**TASK STATEMENT:** Output all the data exactly as it appears below.

**Entries from a dataset of interfaces:**
╭──

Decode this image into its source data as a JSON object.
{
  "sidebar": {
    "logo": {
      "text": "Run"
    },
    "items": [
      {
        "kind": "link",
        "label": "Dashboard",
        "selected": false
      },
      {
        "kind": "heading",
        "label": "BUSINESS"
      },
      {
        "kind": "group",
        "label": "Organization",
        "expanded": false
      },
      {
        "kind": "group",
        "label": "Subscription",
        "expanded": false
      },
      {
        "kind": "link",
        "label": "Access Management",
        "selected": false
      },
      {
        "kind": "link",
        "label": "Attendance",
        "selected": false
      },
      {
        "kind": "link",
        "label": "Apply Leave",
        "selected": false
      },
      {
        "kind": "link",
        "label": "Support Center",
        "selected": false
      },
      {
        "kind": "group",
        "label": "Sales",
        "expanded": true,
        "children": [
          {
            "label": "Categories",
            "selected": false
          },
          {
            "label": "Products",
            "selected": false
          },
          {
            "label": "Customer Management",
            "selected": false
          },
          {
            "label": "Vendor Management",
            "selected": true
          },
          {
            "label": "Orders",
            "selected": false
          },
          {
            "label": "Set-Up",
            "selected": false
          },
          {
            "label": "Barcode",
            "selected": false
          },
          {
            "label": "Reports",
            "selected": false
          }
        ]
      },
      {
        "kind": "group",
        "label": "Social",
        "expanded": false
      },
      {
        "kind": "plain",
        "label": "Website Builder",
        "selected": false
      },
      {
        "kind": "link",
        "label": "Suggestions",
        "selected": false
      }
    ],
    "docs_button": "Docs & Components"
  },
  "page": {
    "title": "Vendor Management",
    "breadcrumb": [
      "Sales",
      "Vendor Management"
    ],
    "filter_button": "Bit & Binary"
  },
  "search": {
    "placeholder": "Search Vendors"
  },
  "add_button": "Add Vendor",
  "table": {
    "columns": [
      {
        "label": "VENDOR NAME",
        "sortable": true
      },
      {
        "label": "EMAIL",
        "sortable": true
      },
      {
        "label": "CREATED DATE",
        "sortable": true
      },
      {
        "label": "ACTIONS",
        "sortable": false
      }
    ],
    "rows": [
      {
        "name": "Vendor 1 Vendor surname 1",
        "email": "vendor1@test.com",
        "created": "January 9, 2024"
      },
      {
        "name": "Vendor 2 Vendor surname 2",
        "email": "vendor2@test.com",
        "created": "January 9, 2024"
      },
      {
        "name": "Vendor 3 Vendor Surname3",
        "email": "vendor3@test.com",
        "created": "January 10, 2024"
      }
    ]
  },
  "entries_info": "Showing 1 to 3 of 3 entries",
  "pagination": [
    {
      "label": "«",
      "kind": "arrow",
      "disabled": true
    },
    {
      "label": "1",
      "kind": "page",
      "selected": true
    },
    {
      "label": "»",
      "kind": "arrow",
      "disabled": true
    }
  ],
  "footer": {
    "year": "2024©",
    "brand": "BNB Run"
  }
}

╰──

**EXERCISE OUTPUT:**
Decode this image into its source data as a JSON object.
{
  "sidebar": {
    "logo": {
      "text": "Run"
    },
    "items": [
      {
        "kind": "link",
        "label": "Dashboard",
        "selected": false
      },
      {
        "kind": "heading",
        "label": "BUSINESS"
      },
      {
        "kind": "group",
        "label": "Organization",
        "expanded": false
      },
      {
        "kind": "group",
        "label": "Subscription",
        "expanded": false
      },
      {
        "kind": "link",
        "label": "Access Management",
        "selected": false
      },
      {
        "kind": "link",
        "label": "Attendance",
        "selected": false
      },
      {
        "kind": "link",
        "label": "Apply Leave",
        "selected": false
      },
      {
        "kind": "link",
        "label": "Support Center",
        "selected": false
      },
      {
        "kind": "group",
        "label": "Sales",
        "expanded": true,
        "children": [
          {
            "label": "Categories",
            "selected": false
          },
          {
            "label": "Products",
            "selected": false
          },
          {
            "label": "Customer Management",
            "selected": false
          },
          {
            "label": "Vendor Management",
            "selected": true
          },
          {
            "label": "Orders",
            "selected": false
          },
          {
            "label": "Set-Up",
            "selected": false
          },
          {
            "label": "Barcode",
            "selected": false
          },
          {
            "label": "Reports",
            "selected": false
          }
        ]
      },
      {
        "kind": "group",
        "label": "Social",
        "expanded": false
      },
      {
        "kind": "plain",
        "label": "Website Builder",
        "selected": false
      },
      {
        "kind": "link",
        "label": "Suggestions",
        "selected": false
      }
    ],
    "docs_button": "Docs & Components"
  },
  "page": {
    "title": "Vendor Management",
    "breadcrumb": [
      "Sales",
      "Vendor Management"
    ],
    "filter_button": "Bit & Binary"
  },
  "search": {
    "placeholder": "Search Vendors"
  },
  "add_button": "Add Vendor",
  "table": {
    "columns": [
      {
        "label": "VENDOR NAME",
        "sortable": true
      },
      {
        "label": "EMAIL",
        "sortable": true
      },
      {
        "label": "CREATED DATE",
        "sortable": true
      },
      {
        "label": "ACTIONS",
        "sortable": false
      }
    ],
    "rows": [
      {
        "name": "Vendor 1 Vendor surname 1",
        "email": "vendor1@test.com",
        "created": "January 9, 2024"
      },
      {
        "name": "Vendor 2 Vendor surname 2",
        "email": "vendor2@test.com",
        "created": "January 9, 2024"
      },
      {
        "name": "Vendor 3 Vendor Surname3",
        "email": "vendor3@test.com",
        "created": "January 10, 2024"
      }
    ]
  },
  "entries_info": "Showing 1 to 3 of 3 entries",
  "pagination": [
    {
      "label": "«",
      "kind": "arrow",
      "disabled": true
    },
    {
      "label": "1",
      "kind": "page",
      "selected": true
    },
    {
      "label": "»",
      "kind": "arrow",
      "disabled": true
    }
  ],
  "footer": {
    "year": "2024©",
    "brand": "BNB Run"
  }
}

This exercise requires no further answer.